Generations from now we will look back at the current pandemic as a hugely significant period in our history, with a massive archive of analysis and hindsight. The worldwide plague will become one of the best documented events of the current millennium and hopefully provide the lessons to prevent if ever happening again. But what about some of the lesser, often insignificant happenings of the past 50 to 60 years that have long been swept under the carpet of Sydney’s modern day profile – the kind of stuff we would prefer not to talk about anymore.
There are thousands of these incidents, tragedies and outrages that are seldom recalled but for some welcome relief from the current Covid onslaught here are just a few to jolt your memory:
WHEN THE SWASTIKA FLEW IN BRIDGE STREET: It was 1939 and Germany had just invaded Poland. An angry crowd had gathered outside the German consulate housed in the Cliveden Building at 4 Bridge Street in the Sydney CBD. A large swastika flag waved defiantly from a third floor window, well out of reach of the hundreds of protestors below, who would have gladly ripped it to shreds. The Cliveden building still stands, now an upmarket apartment block, with few of its current residents aware of its evil Nazi legacy. During the 90s, when the block was more a mixture of offices and residential the Cliveden was also home to a number of brothels, including the infamous Tokyo Steam.
TOPLESS BARMAIDS IN GENTRIFIED PADDINGTON: Sydney pubs have had their share of topless barmaids over the years, usually the more working class establishments in the West and Inner West. Yet in the late 70s, the Bellevue Hotel in Hargrave Street Paddington regularly featured topless bar staff, along with r’n’b and blues bands. Any Paddo pub that tried that these days would be not only crazy, but immediately boycotted by most of the locals.
SEX ON STAGE: Corruption and permissiveness defined Sydney in the 80s. The ‘Sinema’ in Oxford Street Darlinghurst and The Hub in King Street Newtown featured a non-stop program of adult movies (aka porno) but the main attraction were the ladies who disrobed on stage and often invited members of the audience to join them in unmentionable extra curricular activities. Meanwhile in Pitt Street the equally raunchy Town Cinema, featured a cosy upstairs brothel, conveniently located for those patrons wishing to unleash their pent-up libido.

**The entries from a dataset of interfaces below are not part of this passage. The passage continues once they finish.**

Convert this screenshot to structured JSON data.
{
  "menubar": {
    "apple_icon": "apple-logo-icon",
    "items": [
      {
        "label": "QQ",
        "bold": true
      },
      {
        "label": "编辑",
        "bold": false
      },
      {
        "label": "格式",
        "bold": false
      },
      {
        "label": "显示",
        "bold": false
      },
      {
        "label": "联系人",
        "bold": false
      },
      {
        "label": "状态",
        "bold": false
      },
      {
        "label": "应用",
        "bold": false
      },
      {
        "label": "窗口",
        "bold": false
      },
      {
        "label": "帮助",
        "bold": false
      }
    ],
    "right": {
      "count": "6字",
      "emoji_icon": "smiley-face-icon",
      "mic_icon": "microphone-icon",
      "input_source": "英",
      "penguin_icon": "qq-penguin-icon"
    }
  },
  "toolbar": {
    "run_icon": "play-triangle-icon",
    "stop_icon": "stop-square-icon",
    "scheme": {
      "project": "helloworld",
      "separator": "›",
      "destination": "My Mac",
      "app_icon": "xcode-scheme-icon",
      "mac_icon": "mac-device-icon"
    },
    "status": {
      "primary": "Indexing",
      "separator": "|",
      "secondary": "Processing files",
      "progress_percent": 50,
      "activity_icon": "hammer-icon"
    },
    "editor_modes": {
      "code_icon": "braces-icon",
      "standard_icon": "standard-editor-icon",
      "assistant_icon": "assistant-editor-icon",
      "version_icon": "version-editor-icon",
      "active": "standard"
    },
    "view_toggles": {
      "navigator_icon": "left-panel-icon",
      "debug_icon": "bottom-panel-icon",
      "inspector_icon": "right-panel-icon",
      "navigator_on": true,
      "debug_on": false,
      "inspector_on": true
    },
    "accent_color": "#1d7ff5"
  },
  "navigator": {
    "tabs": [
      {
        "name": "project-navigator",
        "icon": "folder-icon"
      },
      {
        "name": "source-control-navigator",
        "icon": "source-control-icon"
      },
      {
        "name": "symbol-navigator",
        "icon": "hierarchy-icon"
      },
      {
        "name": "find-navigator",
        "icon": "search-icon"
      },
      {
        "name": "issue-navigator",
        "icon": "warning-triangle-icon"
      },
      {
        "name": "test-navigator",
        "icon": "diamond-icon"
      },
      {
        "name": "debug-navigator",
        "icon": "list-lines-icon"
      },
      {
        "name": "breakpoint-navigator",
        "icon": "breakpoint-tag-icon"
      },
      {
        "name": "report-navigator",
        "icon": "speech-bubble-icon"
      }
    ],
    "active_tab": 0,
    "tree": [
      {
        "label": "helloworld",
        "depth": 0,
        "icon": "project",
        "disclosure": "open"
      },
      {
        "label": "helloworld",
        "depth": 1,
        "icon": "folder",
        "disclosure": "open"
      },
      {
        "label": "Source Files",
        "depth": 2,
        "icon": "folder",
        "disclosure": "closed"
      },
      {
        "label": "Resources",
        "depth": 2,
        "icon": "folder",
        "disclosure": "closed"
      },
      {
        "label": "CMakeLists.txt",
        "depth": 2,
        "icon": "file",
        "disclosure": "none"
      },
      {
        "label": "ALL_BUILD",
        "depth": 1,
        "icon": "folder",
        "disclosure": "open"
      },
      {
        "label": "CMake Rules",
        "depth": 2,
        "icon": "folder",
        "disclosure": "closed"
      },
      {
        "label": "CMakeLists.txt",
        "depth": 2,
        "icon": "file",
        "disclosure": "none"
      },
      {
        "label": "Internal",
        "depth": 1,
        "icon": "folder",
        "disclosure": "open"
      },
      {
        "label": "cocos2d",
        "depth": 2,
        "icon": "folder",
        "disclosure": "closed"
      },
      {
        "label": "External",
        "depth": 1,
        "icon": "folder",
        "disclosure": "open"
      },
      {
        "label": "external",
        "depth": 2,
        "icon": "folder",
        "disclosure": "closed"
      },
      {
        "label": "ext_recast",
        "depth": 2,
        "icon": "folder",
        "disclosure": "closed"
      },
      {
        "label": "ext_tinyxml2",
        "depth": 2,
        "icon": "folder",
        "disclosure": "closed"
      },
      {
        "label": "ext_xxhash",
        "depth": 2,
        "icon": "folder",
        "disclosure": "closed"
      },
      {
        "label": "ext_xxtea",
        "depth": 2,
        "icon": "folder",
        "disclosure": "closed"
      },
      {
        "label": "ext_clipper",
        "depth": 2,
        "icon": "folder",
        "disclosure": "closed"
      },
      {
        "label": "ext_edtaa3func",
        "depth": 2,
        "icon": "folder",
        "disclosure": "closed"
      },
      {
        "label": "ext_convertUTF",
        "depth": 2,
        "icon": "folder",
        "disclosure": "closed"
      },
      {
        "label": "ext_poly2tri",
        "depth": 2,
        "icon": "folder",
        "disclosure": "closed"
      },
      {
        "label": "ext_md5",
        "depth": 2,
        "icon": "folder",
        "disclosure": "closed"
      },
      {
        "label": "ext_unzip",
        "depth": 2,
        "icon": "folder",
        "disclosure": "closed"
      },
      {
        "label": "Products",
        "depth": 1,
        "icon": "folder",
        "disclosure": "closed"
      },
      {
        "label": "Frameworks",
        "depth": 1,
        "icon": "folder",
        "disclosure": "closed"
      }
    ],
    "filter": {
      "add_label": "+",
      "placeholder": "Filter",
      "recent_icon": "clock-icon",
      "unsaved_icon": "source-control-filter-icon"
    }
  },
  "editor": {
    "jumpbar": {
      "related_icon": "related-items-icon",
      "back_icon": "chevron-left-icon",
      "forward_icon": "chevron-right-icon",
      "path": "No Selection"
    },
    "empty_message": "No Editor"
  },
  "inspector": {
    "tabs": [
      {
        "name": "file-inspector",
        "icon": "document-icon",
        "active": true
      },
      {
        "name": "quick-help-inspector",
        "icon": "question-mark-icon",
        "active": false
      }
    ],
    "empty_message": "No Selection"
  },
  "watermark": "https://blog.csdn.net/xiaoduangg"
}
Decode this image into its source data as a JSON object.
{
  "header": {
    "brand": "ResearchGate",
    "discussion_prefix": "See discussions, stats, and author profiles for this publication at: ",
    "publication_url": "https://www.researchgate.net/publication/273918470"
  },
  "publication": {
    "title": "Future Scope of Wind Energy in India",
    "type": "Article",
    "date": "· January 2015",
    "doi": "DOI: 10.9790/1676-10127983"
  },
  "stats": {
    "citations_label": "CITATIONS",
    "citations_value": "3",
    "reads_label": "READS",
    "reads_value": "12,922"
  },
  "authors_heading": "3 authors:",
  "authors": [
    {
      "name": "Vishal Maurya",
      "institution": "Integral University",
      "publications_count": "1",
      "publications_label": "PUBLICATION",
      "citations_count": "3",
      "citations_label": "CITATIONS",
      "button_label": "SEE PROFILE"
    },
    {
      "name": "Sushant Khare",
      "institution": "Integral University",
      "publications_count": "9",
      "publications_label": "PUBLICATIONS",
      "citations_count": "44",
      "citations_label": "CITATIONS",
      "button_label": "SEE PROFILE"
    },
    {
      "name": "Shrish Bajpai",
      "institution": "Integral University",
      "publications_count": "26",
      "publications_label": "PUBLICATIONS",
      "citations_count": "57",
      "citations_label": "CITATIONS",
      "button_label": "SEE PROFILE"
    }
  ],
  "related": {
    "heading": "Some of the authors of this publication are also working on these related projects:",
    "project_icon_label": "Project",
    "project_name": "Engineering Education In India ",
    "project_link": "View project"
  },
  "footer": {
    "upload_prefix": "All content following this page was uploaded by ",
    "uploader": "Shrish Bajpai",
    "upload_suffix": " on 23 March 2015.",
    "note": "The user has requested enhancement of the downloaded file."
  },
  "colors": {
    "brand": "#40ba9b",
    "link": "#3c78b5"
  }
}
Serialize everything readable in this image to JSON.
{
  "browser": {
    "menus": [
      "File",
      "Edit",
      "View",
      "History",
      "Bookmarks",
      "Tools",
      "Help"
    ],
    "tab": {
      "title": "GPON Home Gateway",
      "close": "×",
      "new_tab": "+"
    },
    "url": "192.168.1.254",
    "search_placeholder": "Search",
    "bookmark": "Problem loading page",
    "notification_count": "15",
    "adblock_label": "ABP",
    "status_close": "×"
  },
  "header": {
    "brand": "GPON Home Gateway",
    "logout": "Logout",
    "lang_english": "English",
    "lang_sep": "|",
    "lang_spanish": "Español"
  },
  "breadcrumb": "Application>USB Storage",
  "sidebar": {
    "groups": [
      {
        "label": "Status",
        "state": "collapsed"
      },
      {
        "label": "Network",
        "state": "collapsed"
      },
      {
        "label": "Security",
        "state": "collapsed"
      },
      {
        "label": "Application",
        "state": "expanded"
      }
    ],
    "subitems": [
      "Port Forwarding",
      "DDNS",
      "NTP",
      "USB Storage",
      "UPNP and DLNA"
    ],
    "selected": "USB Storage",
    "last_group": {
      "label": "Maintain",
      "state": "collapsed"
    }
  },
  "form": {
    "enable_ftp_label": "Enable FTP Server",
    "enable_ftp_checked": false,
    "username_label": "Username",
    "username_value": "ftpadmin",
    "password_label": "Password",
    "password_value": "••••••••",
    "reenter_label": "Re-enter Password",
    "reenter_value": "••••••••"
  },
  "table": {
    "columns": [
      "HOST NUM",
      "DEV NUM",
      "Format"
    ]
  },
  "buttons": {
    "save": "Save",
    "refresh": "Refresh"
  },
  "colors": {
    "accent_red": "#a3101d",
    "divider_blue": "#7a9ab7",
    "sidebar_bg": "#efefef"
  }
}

FAUNA LET LOOSE AT THE ART GALLERY: When Lyndon Johnson visited Sydney in 1966, the first incumbent US President to do so, the then premier Bob Askin was looking for a suitably impressive building to stage a welcome. Sydney was short on monumental edifices at the time and the Art Gallery of NSW with its multi-pillar early Greek façade was chosen for the occasion. The exterior was decorated with gum trees, complete with live koalas and other Australian marsupials. It was pure Australiana kitsch and when Askin later joked to LBJ in the motorcade, “Drive Over The Bastards”, he was referring to demonstrators, not a couple of wombats that had escaped from the diorama.
MONKEY CYCLISTS AT TARONGA PARK: In a less enlightened era, captive animals were often exploited as a form of entertainment, as opposed to their conservation value today. Many will remember the elephant rides at Taronga Park, which were phased out in the late 60s, but does anybody recall the even more demeaning monkey circus that ran for some 30 years from 1936. Our fellow primates were coerced into performing stupid tricks such as roller skating, riding bicycles and balancing on the backs of dogs. One such monkey, known as Mabel was deemed the “Zoological Cycling Champion” as she hurtled dizzingly around the arena. I guess the prevailing economic rationale at the time was “you pay peanuts and you get monkeys”.
To reinvent a line from the old TV series – “There are millions of stories in the Naked City, this has been just a few of them.”